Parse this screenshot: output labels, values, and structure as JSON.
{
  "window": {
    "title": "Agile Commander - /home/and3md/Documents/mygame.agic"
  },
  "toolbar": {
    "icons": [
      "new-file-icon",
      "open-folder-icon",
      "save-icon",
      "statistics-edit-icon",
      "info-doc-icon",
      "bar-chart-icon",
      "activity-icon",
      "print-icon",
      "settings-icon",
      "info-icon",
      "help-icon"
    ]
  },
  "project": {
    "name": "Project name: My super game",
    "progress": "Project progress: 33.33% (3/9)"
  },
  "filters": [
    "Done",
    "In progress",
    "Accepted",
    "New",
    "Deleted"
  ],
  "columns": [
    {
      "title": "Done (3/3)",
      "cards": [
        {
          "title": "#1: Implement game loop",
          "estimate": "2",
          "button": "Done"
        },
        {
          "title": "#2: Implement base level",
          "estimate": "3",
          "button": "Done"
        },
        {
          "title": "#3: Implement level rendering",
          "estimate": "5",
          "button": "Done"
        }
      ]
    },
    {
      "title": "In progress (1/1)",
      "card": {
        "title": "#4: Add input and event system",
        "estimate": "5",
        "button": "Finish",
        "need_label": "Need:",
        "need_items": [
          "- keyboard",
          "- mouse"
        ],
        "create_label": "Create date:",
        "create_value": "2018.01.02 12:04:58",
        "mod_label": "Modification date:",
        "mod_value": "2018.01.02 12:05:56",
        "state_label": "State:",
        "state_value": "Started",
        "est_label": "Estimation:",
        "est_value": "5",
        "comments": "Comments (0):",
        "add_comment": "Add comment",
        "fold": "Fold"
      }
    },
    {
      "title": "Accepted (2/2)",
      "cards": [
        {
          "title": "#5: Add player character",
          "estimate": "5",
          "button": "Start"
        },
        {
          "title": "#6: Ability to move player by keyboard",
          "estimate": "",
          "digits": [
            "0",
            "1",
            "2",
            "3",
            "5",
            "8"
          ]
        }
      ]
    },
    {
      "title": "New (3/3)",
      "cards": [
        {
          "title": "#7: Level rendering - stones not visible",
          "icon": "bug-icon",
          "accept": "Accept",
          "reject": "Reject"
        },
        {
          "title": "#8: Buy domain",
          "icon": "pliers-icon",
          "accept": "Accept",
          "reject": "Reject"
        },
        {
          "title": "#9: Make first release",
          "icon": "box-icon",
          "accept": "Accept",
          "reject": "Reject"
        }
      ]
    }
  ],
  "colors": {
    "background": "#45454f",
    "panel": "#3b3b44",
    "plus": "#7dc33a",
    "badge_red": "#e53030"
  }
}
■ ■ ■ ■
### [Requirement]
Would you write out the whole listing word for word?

### [Exercise response]
Parse this screenshot: output labels, values, and structure as JSON.
{
  "window": {
    "title": "Agile Commander - /home/and3md/Documents/mygame.agic"
  },
  "toolbar": {
    "icons": [
      "new-file-icon",
      "open-folder-icon",
      "save-icon",
      "statistics-edit-icon",
      "info-doc-icon",
      "bar-chart-icon",
      "activity-icon",
      "print-icon",
      "settings-icon",
      "info-icon",
      "help-icon"
    ]
  },
  "project": {
    "name": "Project name: My super game",
    "progress": "Project progress: 33.33% (3/9)"
  },
  "filters": [
    "Done",
    "In progress",
    "Accepted",
    "New",
    "Deleted"
  ],
  "columns": [
    {
      "title": "Done (3/3)",
      "cards": [
        {
          "title": "#1: Implement game loop",
          "estimate": "2",
          "button": "Done"
        },
        {
          "title": "#2: Implement base level",
          "estimate": "3",
          "button": "Done"
        },
        {
          "title": "#3: Implement level rendering",
          "estimate": "5",
          "button": "Done"
        }
      ]
    },
    {
      "title": "In progress (1/1)",
      "card": {
        "title": "#4: Add input and event system",
        "estimate": "5",
        "button": "Finish",
        "need_label": "Need:",
        "need_items": [
          "- keyboard",
          "- mouse"
        ],
        "create_label": "Create date:",
        "create_value": "2018.01.02 12:04:58",
        "mod_label": "Modification date:",
        "mod_value": "2018.01.02 12:05:56",
        "state_label": "State:",
        "state_value": "Started",
        "est_label": "Estimation:",
        "est_value": "5",
        "comments": "Comments (0):",
        "add_comment": "Add comment",
        "fold": "Fold"
      }
    },
    {
      "title": "Accepted (2/2)",
      "cards": [
        {
          "title": "#5: Add player character",
          "estimate": "5",
          "button": "Start"
        },
        {
          "title": "#6: Ability to move player by keyboard",
          "estimate": "",
          "digits": [
            "0",
            "1",
            "2",
            "3",
            "5",
            "8"
          ]
        }
      ]
    },
    {
      "title": "New (3/3)",
      "cards": [
        {
          "title": "#7: Level rendering - stones not visible",
          "icon": "bug-icon",
          "accept": "Accept",
          "reject": "Reject"
        },
        {
          "title": "#8: Buy domain",
          "icon": "pliers-icon",
          "accept": "Accept",
          "reject": "Reject"
        },
        {
          "title": "#9: Make first release",
          "icon": "box-icon",
          "accept": "Accept",
          "reject": "Reject"
        }
      ]
    }
  ],
  "colors": {
    "background": "#45454f",
    "panel": "#3b3b44",
    "plus": "#7dc33a",
    "badge_red": "#e53030"
  }
}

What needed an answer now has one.